__WHAT YOU SHOULD DO__
Exclude the pictures from your copy, and reproduce each entry below verbatim.

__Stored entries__

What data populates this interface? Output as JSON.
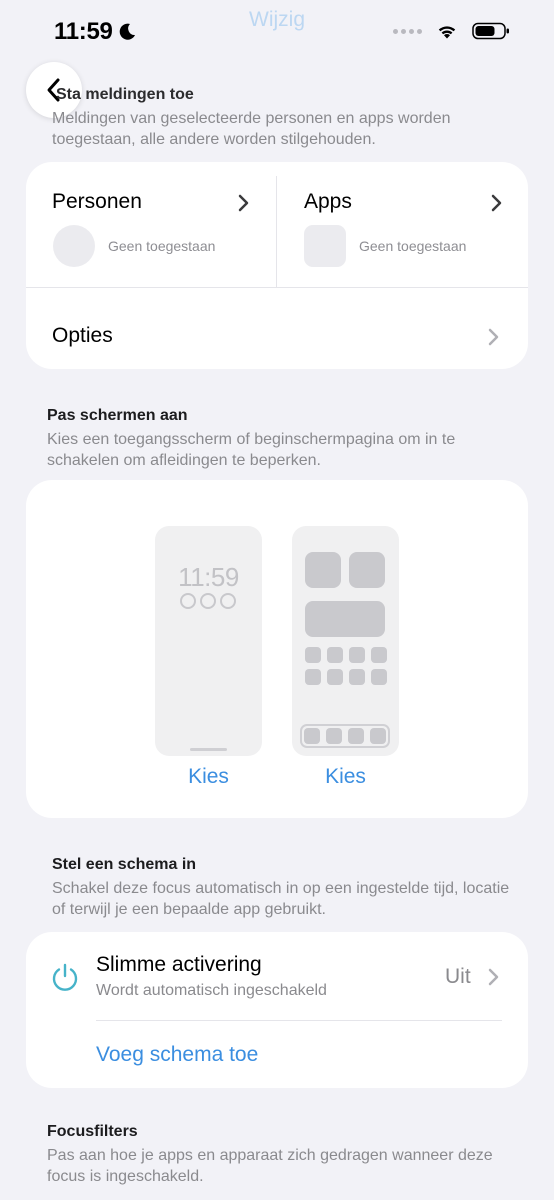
{
  "status": {
    "time": "11:59"
  },
  "header": {
    "edit_ghost": "Wijzig",
    "section_title": "Sta meldingen toe",
    "section_desc": "Meldingen van geselecteerde personen en apps worden toegestaan, alle andere worden stilgehouden."
  },
  "allow": {
    "people": {
      "title": "Personen",
      "status": "Geen toegestaan"
    },
    "apps": {
      "title": "Apps",
      "status": "Geen toegestaan"
    },
    "options": {
      "label": "Opties"
    }
  },
  "screens": {
    "title": "Pas schermen aan",
    "desc": "Kies een toegangsscherm of beginschermpagina om in te schakelen om afleidingen te beperken.",
    "lock_time": "11:59",
    "choose_lock": "Kies",
    "choose_home": "Kies"
  },
  "schedule": {
    "title": "Stel een schema in",
    "desc": "Schakel deze focus automatisch in op een ingestelde tijd, locatie of terwijl je een bepaalde app gebruikt.",
    "smart": {
      "title": "Slimme activering",
      "subtitle": "Wordt automatisch ingeschakeld",
      "value": "Uit"
    },
    "add_schedule": "Voeg schema toe"
  },
  "filters": {
    "title": "Focusfilters",
    "desc": "Pas aan hoe je apps en apparaat zich gedragen wanneer deze focus is ingeschakeld."
  },
  "colors": {
    "accent": "#3b8ee0",
    "power": "#46b3c9"
  }
}
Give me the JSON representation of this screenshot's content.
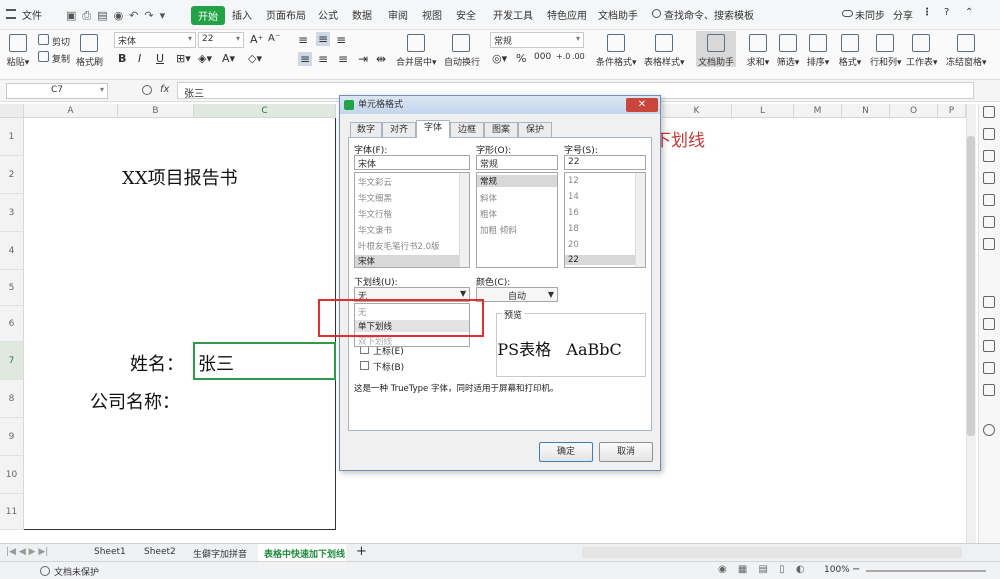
{
  "menubar": {
    "file": "文件",
    "tabs": [
      "开始",
      "插入",
      "页面布局",
      "公式",
      "数据",
      "审阅",
      "视图",
      "安全",
      "开发工具",
      "特色应用",
      "文档助手"
    ],
    "search": "查找命令、搜索模板",
    "sync": "未同步",
    "share": "分享"
  },
  "ribbon": {
    "paste": "粘贴",
    "cut": "剪切",
    "copy": "复制",
    "format_painter": "格式刷",
    "font_name": "宋体",
    "font_size": "22",
    "merge": "合并居中",
    "wrap": "自动换行",
    "number_format": "常规",
    "conditional": "条件格式",
    "table_style": "表格样式",
    "doc_helper": "文档助手",
    "sum": "求和",
    "filter": "筛选",
    "sort": "排序",
    "format": "格式",
    "rowcol": "行和列",
    "worksheet": "工作表",
    "freeze": "冻结窗格"
  },
  "formula_bar": {
    "cell_ref": "C7",
    "fx": "fx",
    "content": "张三"
  },
  "sheet": {
    "columns": [
      "A",
      "B",
      "C",
      "K",
      "L",
      "M",
      "N",
      "O",
      "P"
    ],
    "rows": [
      "1",
      "2",
      "3",
      "4",
      "5",
      "6",
      "7",
      "8",
      "9",
      "10",
      "11"
    ],
    "title": "XX项目报告书",
    "name_label": "姓名：",
    "name_value": "张三",
    "company_label": "公司名称：",
    "overlay_text": "下划线"
  },
  "dialog": {
    "title": "单元格格式",
    "tabs": [
      "数字",
      "对齐",
      "字体",
      "边框",
      "图案",
      "保护"
    ],
    "font_label": "字体(F):",
    "font_value": "宋体",
    "font_list": [
      "华文彩云",
      "华文细黑",
      "华文行楷",
      "华文隶书",
      "叶根友毛笔行书2.0版",
      "宋体"
    ],
    "style_label": "字形(O):",
    "style_value": "常规",
    "style_list": [
      "常规",
      "斜体",
      "粗体",
      "加粗 倾斜"
    ],
    "size_label": "字号(S):",
    "size_value": "22",
    "size_list": [
      "12",
      "14",
      "16",
      "18",
      "20",
      "22"
    ],
    "underline_label": "下划线(U):",
    "underline_value": "无",
    "underline_options": [
      "无",
      "单下划线",
      "双下划线"
    ],
    "color_label": "颜色(C):",
    "color_value": "自动",
    "strike": "上标(E)",
    "subscript": "下标(B)",
    "preview_label": "预览",
    "preview_text": "'PS表格   AaBbC",
    "hint": "这是一种 TrueType 字体，同时适用于屏幕和打印机。",
    "ok": "确定",
    "cancel": "取消"
  },
  "sheet_tabs": [
    "Sheet1",
    "Sheet2",
    "生僻字加拼音",
    "表格中快速加下划线"
  ],
  "status": {
    "protect": "文档未保护",
    "zoom": "100%"
  },
  "colors": {
    "green": "#22a347",
    "red_highlight": "#e03030",
    "red_text": "#d03434"
  }
}
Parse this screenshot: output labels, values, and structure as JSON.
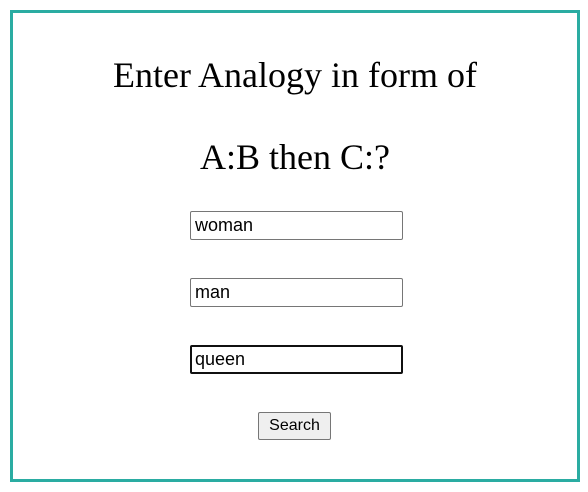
{
  "heading": {
    "line1": "Enter Analogy in form of",
    "line2": "A:B then C:?"
  },
  "form": {
    "word_a": "woman",
    "word_b": "man",
    "word_c": "queen",
    "search_label": "Search"
  },
  "colors": {
    "frame_border": "#2aaca2"
  }
}
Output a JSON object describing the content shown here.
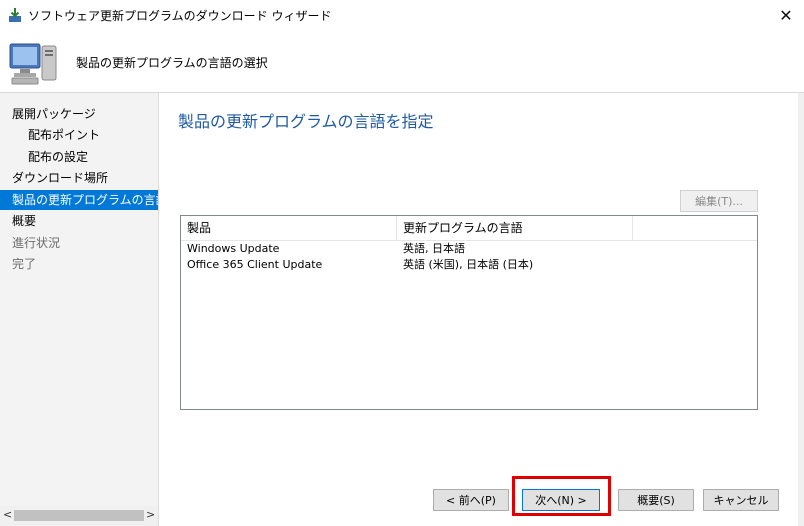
{
  "window": {
    "title": "ソフトウェア更新プログラムのダウンロード ウィザード",
    "close_symbol": "✕"
  },
  "header": {
    "title": "製品の更新プログラムの言語の選択"
  },
  "sidebar": {
    "items": [
      {
        "label": "展開パッケージ",
        "level": "top",
        "state": "normal"
      },
      {
        "label": "配布ポイント",
        "level": "sub",
        "state": "normal"
      },
      {
        "label": "配布の設定",
        "level": "sub",
        "state": "normal"
      },
      {
        "label": "ダウンロード場所",
        "level": "top",
        "state": "normal"
      },
      {
        "label": "製品の更新プログラムの言語の",
        "level": "top",
        "state": "active"
      },
      {
        "label": "概要",
        "level": "top",
        "state": "normal"
      },
      {
        "label": "進行状況",
        "level": "top",
        "state": "disabled"
      },
      {
        "label": "完了",
        "level": "top",
        "state": "disabled"
      }
    ],
    "scroll_left": "<",
    "scroll_right": ">"
  },
  "main": {
    "page_title": "製品の更新プログラムの言語を指定",
    "edit_button": "編集(T)...",
    "table": {
      "columns": [
        "製品",
        "更新プログラムの言語"
      ],
      "rows": [
        [
          "Windows Update",
          "英語, 日本語"
        ],
        [
          "Office 365 Client Update",
          "英語 (米国), 日本語 (日本)"
        ]
      ]
    }
  },
  "buttons": {
    "back": "< 前へ(P)",
    "next": "次へ(N) >",
    "summary": "概要(S)",
    "cancel": "キャンセル"
  },
  "colors": {
    "accent": "#0078d7",
    "title_blue": "#1f5aa6",
    "highlight_red": "#e00000"
  }
}
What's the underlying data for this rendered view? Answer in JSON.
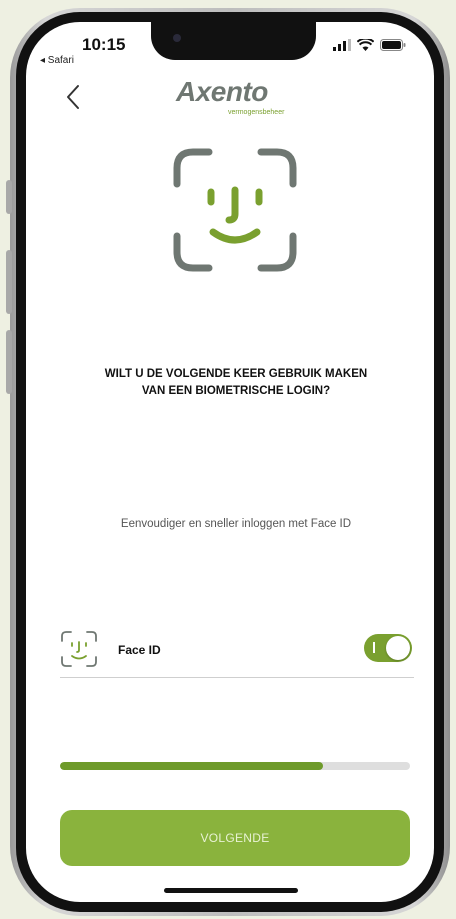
{
  "status_bar": {
    "time": "10:15",
    "back_app": "◂ Safari"
  },
  "header": {
    "back_icon": "chevron-left-icon",
    "logo_text": "Axento",
    "logo_subtext": "vermogensbeheer"
  },
  "colors": {
    "accent": "#7aa02f",
    "button": "#8ab33d",
    "icon_gray": "#6f7772"
  },
  "main": {
    "hero_icon": "face-id-icon",
    "heading": "WILT U DE VOLGENDE KEER GEBRUIK MAKEN\nVAN EEN BIOMETRISCHE LOGIN?",
    "subtext": "Eenvoudiger en sneller inloggen met Face ID"
  },
  "faceid_option": {
    "icon": "face-id-icon",
    "label": "Face ID",
    "enabled": true
  },
  "progress": {
    "fraction": 0.75
  },
  "footer": {
    "next_button": "VOLGENDE"
  }
}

__RESPONSE TO THE TASK__
What data populates this interface? Output as JSON.
{
  "status": {
    "time": "11:59"
  },
  "header": {
    "edit_ghost": "Wijzig",
    "section_title": "Sta meldingen toe",
    "section_desc": "Meldingen van geselecteerde personen en apps worden toegestaan, alle andere worden stilgehouden."
  },
  "allow": {
    "people": {
      "title": "Personen",
      "status": "Geen toegestaan"
    },
    "apps": {
      "title": "Apps",
      "status": "Geen toegestaan"
    },
    "options": {
      "label": "Opties"
    }
  },
  "screens": {
    "title": "Pas schermen aan",
    "desc": "Kies een toegangsscherm of beginschermpagina om in te schakelen om afleidingen te beperken.",
    "lock_time": "11:59",
    "choose_lock": "Kies",
    "choose_home": "Kies"
  },
  "schedule": {
    "title": "Stel een schema in",
    "desc": "Schakel deze focus automatisch in op een ingestelde tijd, locatie of terwijl je een bepaalde app gebruikt.",
    "smart": {
      "title": "Slimme activering",
      "subtitle": "Wordt automatisch ingeschakeld",
      "value": "Uit"
    },
    "add_schedule": "Voeg schema toe"
  },
  "filters": {
    "title": "Focusfilters",
    "desc": "Pas aan hoe je apps en apparaat zich gedragen wanneer deze focus is ingeschakeld."
  },
  "colors": {
    "accent": "#3b8ee0",
    "power": "#46b3c9"
  }
}
Give me the JSON representation of this screenshot's content.
{
  "menubar": {
    "file": "文件",
    "tabs": [
      "开始",
      "插入",
      "页面布局",
      "公式",
      "数据",
      "审阅",
      "视图",
      "安全",
      "开发工具",
      "特色应用",
      "文档助手"
    ],
    "search": "查找命令、搜索模板",
    "sync": "未同步",
    "share": "分享"
  },
  "ribbon": {
    "paste": "粘贴",
    "cut": "剪切",
    "copy": "复制",
    "format_painter": "格式刷",
    "font_name": "宋体",
    "font_size": "22",
    "merge": "合并居中",
    "wrap": "自动换行",
    "number_format": "常规",
    "conditional": "条件格式",
    "table_style": "表格样式",
    "doc_helper": "文档助手",
    "sum": "求和",
    "filter": "筛选",
    "sort": "排序",
    "format": "格式",
    "rowcol": "行和列",
    "worksheet": "工作表",
    "freeze": "冻结窗格"
  },
  "formula_bar": {
    "cell_ref": "C7",
    "fx": "fx",
    "content": "张三"
  },
  "sheet": {
    "columns": [
      "A",
      "B",
      "C",
      "K",
      "L",
      "M",
      "N",
      "O",
      "P"
    ],
    "rows": [
      "1",
      "2",
      "3",
      "4",
      "5",
      "6",
      "7",
      "8",
      "9",
      "10",
      "11"
    ],
    "title": "XX项目报告书",
    "name_label": "姓名：",
    "name_value": "张三",
    "company_label": "公司名称：",
    "overlay_text": "下划线"
  },
  "dialog": {
    "title": "单元格格式",
    "tabs": [
      "数字",
      "对齐",
      "字体",
      "边框",
      "图案",
      "保护"
    ],
    "font_label": "字体(F):",
    "font_value": "宋体",
    "font_list": [
      "华文彩云",
      "华文细黑",
      "华文行楷",
      "华文隶书",
      "叶根友毛笔行书2.0版",
      "宋体"
    ],
    "style_label": "字形(O):",
    "style_value": "常规",
    "style_list": [
      "常规",
      "斜体",
      "粗体",
      "加粗 倾斜"
    ],
    "size_label": "字号(S):",
    "size_value": "22",
    "size_list": [
      "12",
      "14",
      "16",
      "18",
      "20",
      "22"
    ],
    "underline_label": "下划线(U):",
    "underline_value": "无",
    "underline_options": [
      "无",
      "单下划线",
      "双下划线"
    ],
    "color_label": "颜色(C):",
    "color_value": "自动",
    "strike": "上标(E)",
    "subscript": "下标(B)",
    "preview_label": "预览",
    "preview_text": "'PS表格   AaBbC",
    "hint": "这是一种 TrueType 字体，同时适用于屏幕和打印机。",
    "ok": "确定",
    "cancel": "取消"
  },
  "sheet_tabs": [
    "Sheet1",
    "Sheet2",
    "生僻字加拼音",
    "表格中快速加下划线"
  ],
  "status": {
    "protect": "文档未保护",
    "zoom": "100%"
  },
  "colors": {
    "green": "#22a347",
    "red_highlight": "#e03030",
    "red_text": "#d03434"
  }
}
Parse this screenshot: output labels, values, and structure as JSON.
{
  "heading": {
    "line1": "Enter Analogy in form of",
    "line2": "A:B then C:?"
  },
  "form": {
    "word_a": "woman",
    "word_b": "man",
    "word_c": "queen",
    "search_label": "Search"
  },
  "colors": {
    "frame_border": "#2aaca2"
  }
}
Output a JSON object describing the content shown here.
{
  "window": {
    "title": "ソフトウェア更新プログラムのダウンロード ウィザード",
    "close_symbol": "✕"
  },
  "header": {
    "title": "製品の更新プログラムの言語の選択"
  },
  "sidebar": {
    "items": [
      {
        "label": "展開パッケージ",
        "level": "top",
        "state": "normal"
      },
      {
        "label": "配布ポイント",
        "level": "sub",
        "state": "normal"
      },
      {
        "label": "配布の設定",
        "level": "sub",
        "state": "normal"
      },
      {
        "label": "ダウンロード場所",
        "level": "top",
        "state": "normal"
      },
      {
        "label": "製品の更新プログラムの言語の",
        "level": "top",
        "state": "active"
      },
      {
        "label": "概要",
        "level": "top",
        "state": "normal"
      },
      {
        "label": "進行状況",
        "level": "top",
        "state": "disabled"
      },
      {
        "label": "完了",
        "level": "top",
        "state": "disabled"
      }
    ],
    "scroll_left": "<",
    "scroll_right": ">"
  },
  "main": {
    "page_title": "製品の更新プログラムの言語を指定",
    "edit_button": "編集(T)...",
    "table": {
      "columns": [
        "製品",
        "更新プログラムの言語"
      ],
      "rows": [
        [
          "Windows Update",
          "英語, 日本語"
        ],
        [
          "Office 365 Client Update",
          "英語 (米国), 日本語 (日本)"
        ]
      ]
    }
  },
  "buttons": {
    "back": "< 前へ(P)",
    "next": "次へ(N) >",
    "summary": "概要(S)",
    "cancel": "キャンセル"
  },
  "colors": {
    "accent": "#0078d7",
    "title_blue": "#1f5aa6",
    "highlight_red": "#e00000"
  }
}
What's the underlying data for this rendered view? Answer in JSON.
{
  "status_bar": {
    "time": "10:15",
    "back_app": "◂ Safari"
  },
  "header": {
    "back_icon": "chevron-left-icon",
    "logo_text": "Axento",
    "logo_subtext": "vermogensbeheer"
  },
  "colors": {
    "accent": "#7aa02f",
    "button": "#8ab33d",
    "icon_gray": "#6f7772"
  },
  "main": {
    "hero_icon": "face-id-icon",
    "heading": "WILT U DE VOLGENDE KEER GEBRUIK MAKEN\nVAN EEN BIOMETRISCHE LOGIN?",
    "subtext": "Eenvoudiger en sneller inloggen met Face ID"
  },
  "faceid_option": {
    "icon": "face-id-icon",
    "label": "Face ID",
    "enabled": true
  },
  "progress": {
    "fraction": 0.75
  },
  "footer": {
    "next_button": "VOLGENDE"
  }
}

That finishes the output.